2020 Jeep Grand Cherokee Trackhawk

Jeep Grand Cherokee: 2011

Along with other off-road friendly SUVs such as the Toyota 4Runner and Lexus LX, the Jeep Grand Cherokee is proof that you can teach an old dog new tricks. Sales of the fourth-gen Grand Cherokee rose 13 percent between 2011 and 2015, but then shot up 68 percent between 2015 and 2019, In 2020’s first six months, sales of Jeep’s current flagship slid 29 percent to 6,839 units.

2021 Dodge Charger SRT Hellcat Redeye

Dodge Charger/Chrysler 300: 2011

Direct competition for the Dodge Charger and Chrysler 300 is fading faster than our collective memory of 2019. Taurus? Impala? Cadenza?

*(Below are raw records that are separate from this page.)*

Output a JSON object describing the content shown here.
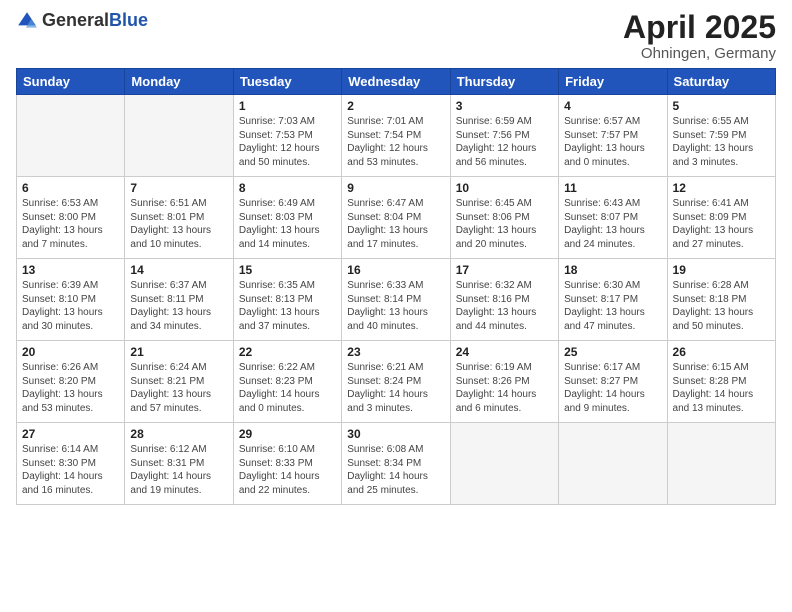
{
  "logo": {
    "general": "General",
    "blue": "Blue"
  },
  "title": "April 2025",
  "location": "Ohningen, Germany",
  "weekdays": [
    "Sunday",
    "Monday",
    "Tuesday",
    "Wednesday",
    "Thursday",
    "Friday",
    "Saturday"
  ],
  "weeks": [
    [
      {
        "day": "",
        "info": ""
      },
      {
        "day": "",
        "info": ""
      },
      {
        "day": "1",
        "info": "Sunrise: 7:03 AM\nSunset: 7:53 PM\nDaylight: 12 hours and 50 minutes."
      },
      {
        "day": "2",
        "info": "Sunrise: 7:01 AM\nSunset: 7:54 PM\nDaylight: 12 hours and 53 minutes."
      },
      {
        "day": "3",
        "info": "Sunrise: 6:59 AM\nSunset: 7:56 PM\nDaylight: 12 hours and 56 minutes."
      },
      {
        "day": "4",
        "info": "Sunrise: 6:57 AM\nSunset: 7:57 PM\nDaylight: 13 hours and 0 minutes."
      },
      {
        "day": "5",
        "info": "Sunrise: 6:55 AM\nSunset: 7:59 PM\nDaylight: 13 hours and 3 minutes."
      }
    ],
    [
      {
        "day": "6",
        "info": "Sunrise: 6:53 AM\nSunset: 8:00 PM\nDaylight: 13 hours and 7 minutes."
      },
      {
        "day": "7",
        "info": "Sunrise: 6:51 AM\nSunset: 8:01 PM\nDaylight: 13 hours and 10 minutes."
      },
      {
        "day": "8",
        "info": "Sunrise: 6:49 AM\nSunset: 8:03 PM\nDaylight: 13 hours and 14 minutes."
      },
      {
        "day": "9",
        "info": "Sunrise: 6:47 AM\nSunset: 8:04 PM\nDaylight: 13 hours and 17 minutes."
      },
      {
        "day": "10",
        "info": "Sunrise: 6:45 AM\nSunset: 8:06 PM\nDaylight: 13 hours and 20 minutes."
      },
      {
        "day": "11",
        "info": "Sunrise: 6:43 AM\nSunset: 8:07 PM\nDaylight: 13 hours and 24 minutes."
      },
      {
        "day": "12",
        "info": "Sunrise: 6:41 AM\nSunset: 8:09 PM\nDaylight: 13 hours and 27 minutes."
      }
    ],
    [
      {
        "day": "13",
        "info": "Sunrise: 6:39 AM\nSunset: 8:10 PM\nDaylight: 13 hours and 30 minutes."
      },
      {
        "day": "14",
        "info": "Sunrise: 6:37 AM\nSunset: 8:11 PM\nDaylight: 13 hours and 34 minutes."
      },
      {
        "day": "15",
        "info": "Sunrise: 6:35 AM\nSunset: 8:13 PM\nDaylight: 13 hours and 37 minutes."
      },
      {
        "day": "16",
        "info": "Sunrise: 6:33 AM\nSunset: 8:14 PM\nDaylight: 13 hours and 40 minutes."
      },
      {
        "day": "17",
        "info": "Sunrise: 6:32 AM\nSunset: 8:16 PM\nDaylight: 13 hours and 44 minutes."
      },
      {
        "day": "18",
        "info": "Sunrise: 6:30 AM\nSunset: 8:17 PM\nDaylight: 13 hours and 47 minutes."
      },
      {
        "day": "19",
        "info": "Sunrise: 6:28 AM\nSunset: 8:18 PM\nDaylight: 13 hours and 50 minutes."
      }
    ],
    [
      {
        "day": "20",
        "info": "Sunrise: 6:26 AM\nSunset: 8:20 PM\nDaylight: 13 hours and 53 minutes."
      },
      {
        "day": "21",
        "info": "Sunrise: 6:24 AM\nSunset: 8:21 PM\nDaylight: 13 hours and 57 minutes."
      },
      {
        "day": "22",
        "info": "Sunrise: 6:22 AM\nSunset: 8:23 PM\nDaylight: 14 hours and 0 minutes."
      },
      {
        "day": "23",
        "info": "Sunrise: 6:21 AM\nSunset: 8:24 PM\nDaylight: 14 hours and 3 minutes."
      },
      {
        "day": "24",
        "info": "Sunrise: 6:19 AM\nSunset: 8:26 PM\nDaylight: 14 hours and 6 minutes."
      },
      {
        "day": "25",
        "info": "Sunrise: 6:17 AM\nSunset: 8:27 PM\nDaylight: 14 hours and 9 minutes."
      },
      {
        "day": "26",
        "info": "Sunrise: 6:15 AM\nSunset: 8:28 PM\nDaylight: 14 hours and 13 minutes."
      }
    ],
    [
      {
        "day": "27",
        "info": "Sunrise: 6:14 AM\nSunset: 8:30 PM\nDaylight: 14 hours and 16 minutes."
      },
      {
        "day": "28",
        "info": "Sunrise: 6:12 AM\nSunset: 8:31 PM\nDaylight: 14 hours and 19 minutes."
      },
      {
        "day": "29",
        "info": "Sunrise: 6:10 AM\nSunset: 8:33 PM\nDaylight: 14 hours and 22 minutes."
      },
      {
        "day": "30",
        "info": "Sunrise: 6:08 AM\nSunset: 8:34 PM\nDaylight: 14 hours and 25 minutes."
      },
      {
        "day": "",
        "info": ""
      },
      {
        "day": "",
        "info": ""
      },
      {
        "day": "",
        "info": ""
      }
    ]
  ]
}
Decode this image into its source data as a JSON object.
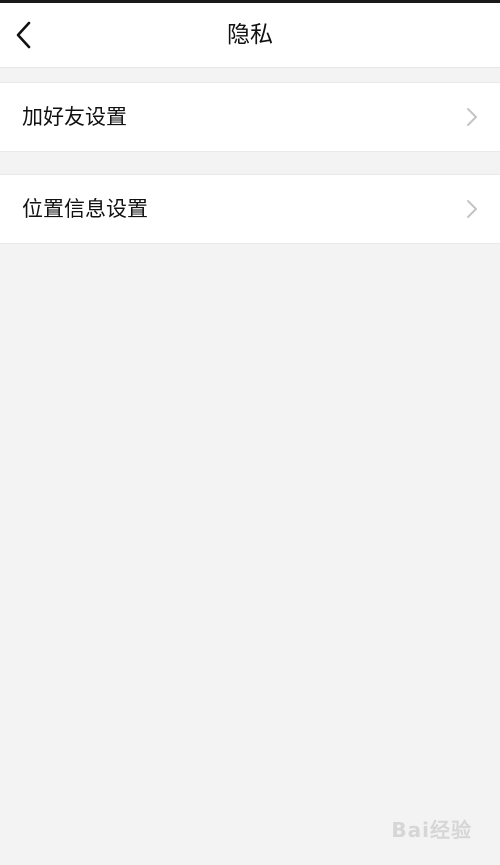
{
  "header": {
    "title": "隐私",
    "back_icon": "chevron-left-icon"
  },
  "settings": [
    {
      "label": "加好友设置",
      "icon": "chevron-right-icon"
    },
    {
      "label": "位置信息设置",
      "icon": "chevron-right-icon"
    }
  ],
  "watermark": {
    "text": "Bai经验"
  },
  "colors": {
    "background": "#f3f3f3",
    "surface": "#ffffff",
    "text": "#111111",
    "chevron": "#c4c4c4"
  }
}
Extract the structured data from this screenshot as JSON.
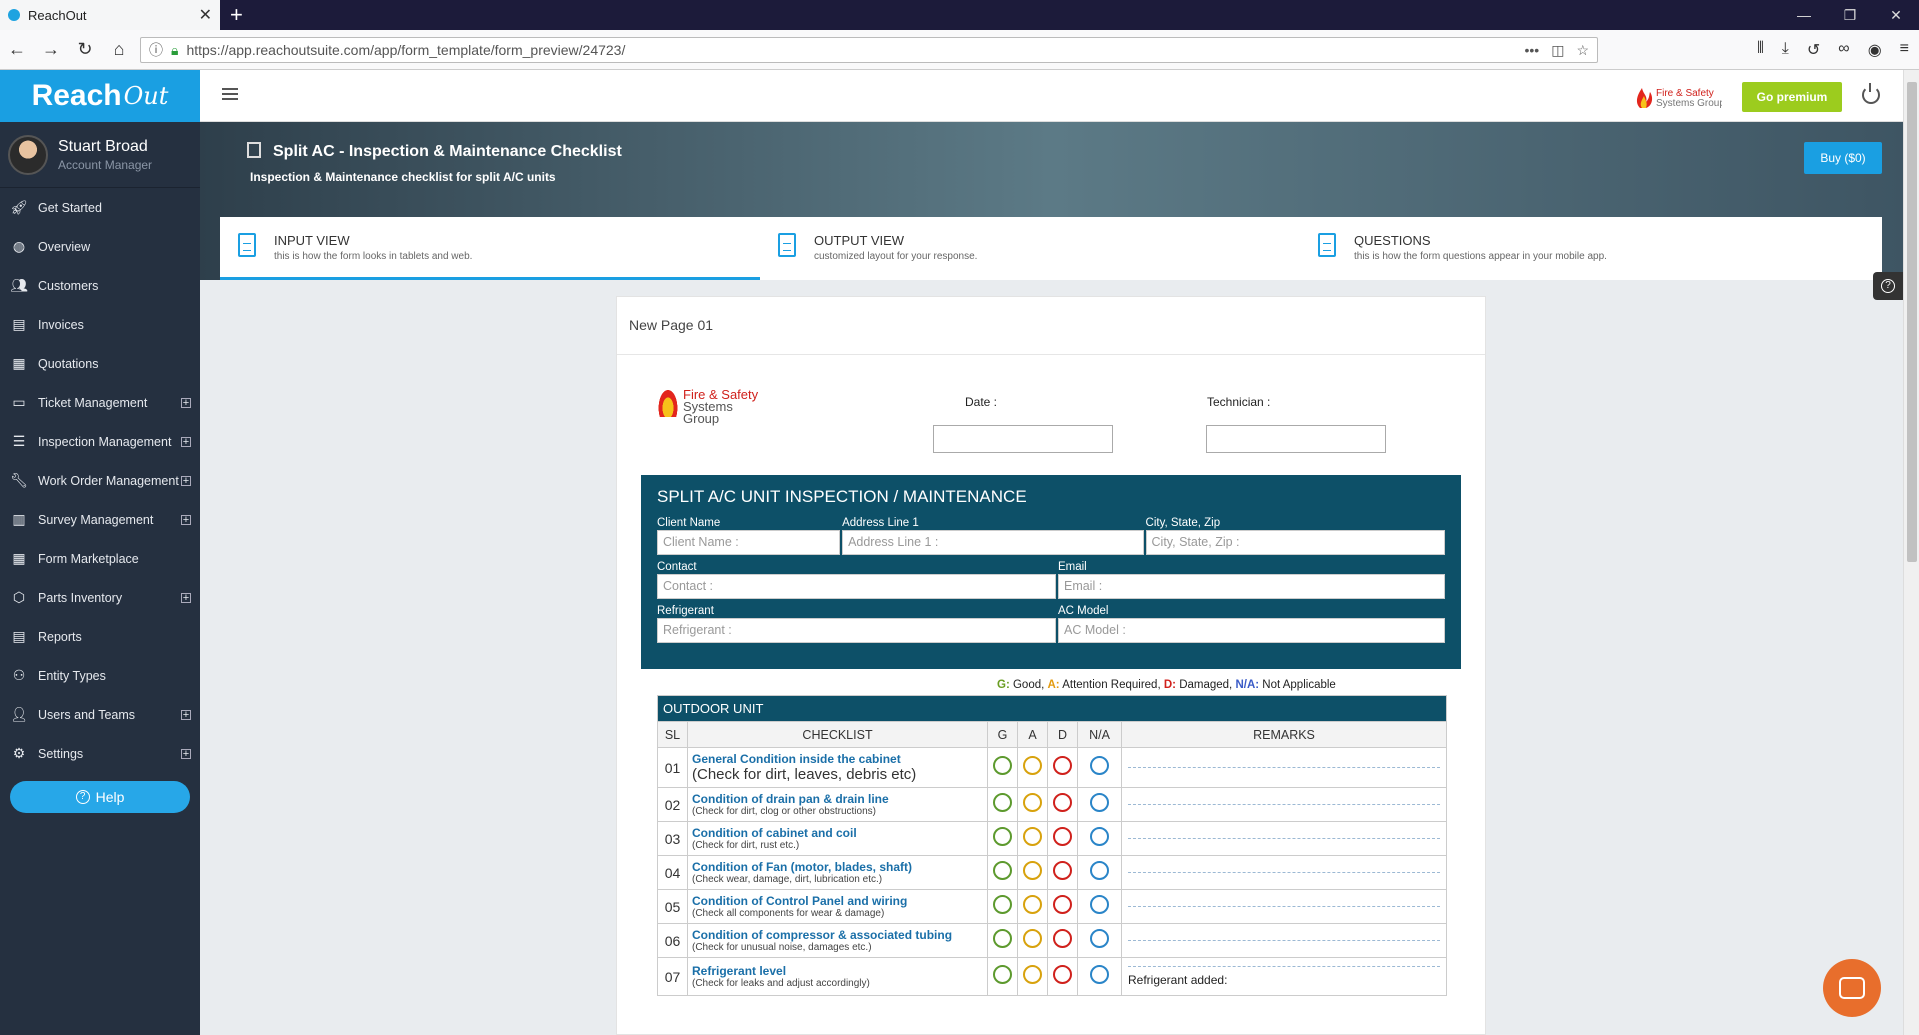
{
  "browser": {
    "tab_title": "ReachOut",
    "url": "https://app.reachoutsuite.com/app/form_template/form_preview/24723/"
  },
  "app": {
    "logo_text": "Reach",
    "logo_script": "Out",
    "user_name": "Stuart Broad",
    "user_role": "Account Manager",
    "menu": [
      {
        "label": "Get Started",
        "icon": "rocket-icon",
        "expand": false
      },
      {
        "label": "Overview",
        "icon": "globe-icon",
        "expand": false
      },
      {
        "label": "Customers",
        "icon": "users-icon",
        "expand": false
      },
      {
        "label": "Invoices",
        "icon": "invoice-icon",
        "expand": false
      },
      {
        "label": "Quotations",
        "icon": "quotation-icon",
        "expand": false
      },
      {
        "label": "Ticket Management",
        "icon": "monitor-icon",
        "expand": true
      },
      {
        "label": "Inspection Management",
        "icon": "checklist-icon",
        "expand": true
      },
      {
        "label": "Work Order Management",
        "icon": "wrench-icon",
        "expand": true
      },
      {
        "label": "Survey Management",
        "icon": "survey-icon",
        "expand": true
      },
      {
        "label": "Form Marketplace",
        "icon": "form-icon",
        "expand": false
      },
      {
        "label": "Parts Inventory",
        "icon": "box-icon",
        "expand": true
      },
      {
        "label": "Reports",
        "icon": "reports-icon",
        "expand": false
      },
      {
        "label": "Entity Types",
        "icon": "entity-icon",
        "expand": false
      },
      {
        "label": "Users and Teams",
        "icon": "user-icon",
        "expand": true
      },
      {
        "label": "Settings",
        "icon": "gear-icon",
        "expand": true
      }
    ],
    "help_label": "Help",
    "go_premium": "Go premium",
    "brand_line1": "Fire & Safety",
    "brand_line2": "Systems Group"
  },
  "hero": {
    "title": "Split AC - Inspection & Maintenance Checklist",
    "subtitle": "Inspection & Maintenance checklist for split A/C units",
    "buy_label": "Buy ($0)"
  },
  "view_tabs": [
    {
      "label": "INPUT VIEW",
      "desc": "this is how the form looks in tablets and web."
    },
    {
      "label": "OUTPUT VIEW",
      "desc": "customized layout for your response."
    },
    {
      "label": "QUESTIONS",
      "desc": "this is how the form questions appear in your mobile app."
    }
  ],
  "form": {
    "page_title": "New Page 01",
    "date_label": "Date :",
    "technician_label": "Technician :",
    "banner_title": "SPLIT A/C UNIT INSPECTION / MAINTENANCE",
    "fields": {
      "client_name_label": "Client Name",
      "client_name_ph": "Client Name :",
      "address_label": "Address Line 1",
      "address_ph": "Address Line 1 :",
      "city_label": "City, State, Zip",
      "city_ph": "City, State, Zip :",
      "contact_label": "Contact",
      "contact_ph": "Contact :",
      "email_label": "Email",
      "email_ph": "Email :",
      "refrigerant_label": "Refrigerant",
      "refrigerant_ph": "Refrigerant :",
      "acmodel_label": "AC Model",
      "acmodel_ph": "AC Model :"
    },
    "legend": {
      "g": "G:",
      "g_text": " Good, ",
      "a": "A:",
      "a_text": " Attention Required, ",
      "d": "D:",
      "d_text": " Damaged, ",
      "n": "N/A:",
      "n_text": " Not Applicable"
    },
    "section_title": "OUTDOOR UNIT",
    "columns": {
      "sl": "SL",
      "checklist": "CHECKLIST",
      "g": "G",
      "a": "A",
      "d": "D",
      "na": "N/A",
      "remarks": "REMARKS"
    },
    "items": [
      {
        "sl": "01",
        "main": "General Condition inside the cabinet",
        "sub": "(Check for dirt, leaves, debris etc)"
      },
      {
        "sl": "02",
        "main": "Condition of drain pan & drain line",
        "sub": "(Check for dirt, clog or other obstructions)"
      },
      {
        "sl": "03",
        "main": "Condition of cabinet and coil",
        "sub": "(Check for dirt, rust etc.)"
      },
      {
        "sl": "04",
        "main": "Condition of Fan (motor, blades, shaft)",
        "sub": "(Check wear, damage, dirt, lubrication etc.)"
      },
      {
        "sl": "05",
        "main": "Condition of Control Panel and wiring",
        "sub": "(Check all components for wear & damage)"
      },
      {
        "sl": "06",
        "main": "Condition of compressor & associated tubing",
        "sub": "(Check for unusual noise, damages etc.)"
      },
      {
        "sl": "07",
        "main": "Refrigerant level",
        "sub": "(Check for leaks and adjust accordingly)"
      }
    ],
    "refrigerant_added": "Refrigerant added:"
  }
}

Gone. The Canadian-built Charger and its Chrysler partner persist, but sales of the big Dodge are falling off a cliff. First-half volume plunged 79 percent to only 631 units as retail demand disappeared and fleet buyers called it quits. As for the 300, the cliff-dive is even more dramatic: first-half volume tanked, sliding 84 percent to only 280 units.

2021 Dodge Durango SRT Hellcat

Dodge Durango: 2011

With a V8 option, ample towing capacity, and genuine three-row space, the third-gen Dodge Durango has always had a lot going for it. Early on, however, Durango appeal appeared limited. Dodge averaged fewer than 2,500 Durango sales between 2011 and 2014. Then Durango volume suddenly topped 6K in 2016 and then jumped 33 percent, year-over-year, to a new high of 9,220 units in 2019. Durango sales are off last year’s pace by 57 percent, hitting 2,375 units at the end of June.

Source Article

send message
Iam Guest Posting Services
I Have 2000 sites
Status : Indexed All
Good DA : 20-60
Different Niche | Category
Drip Feed Allowed
I can instant publish

My Services :

1. I will do your orders maximum of 1x24 hours, if at the time I'm online, I will do a maximum of 1 hour and the process is
2. If any of your orders are not completed a maximum of 1x24 hours, you do not have to pay me, or free.
3. For the weekend, I usually online, that weekend when I'm not online, it means I'm working Monday.
4. For the payment, maximum payed one day after published live link.
5. Payment via PayPal account.

If you interesting, please reply

Thank You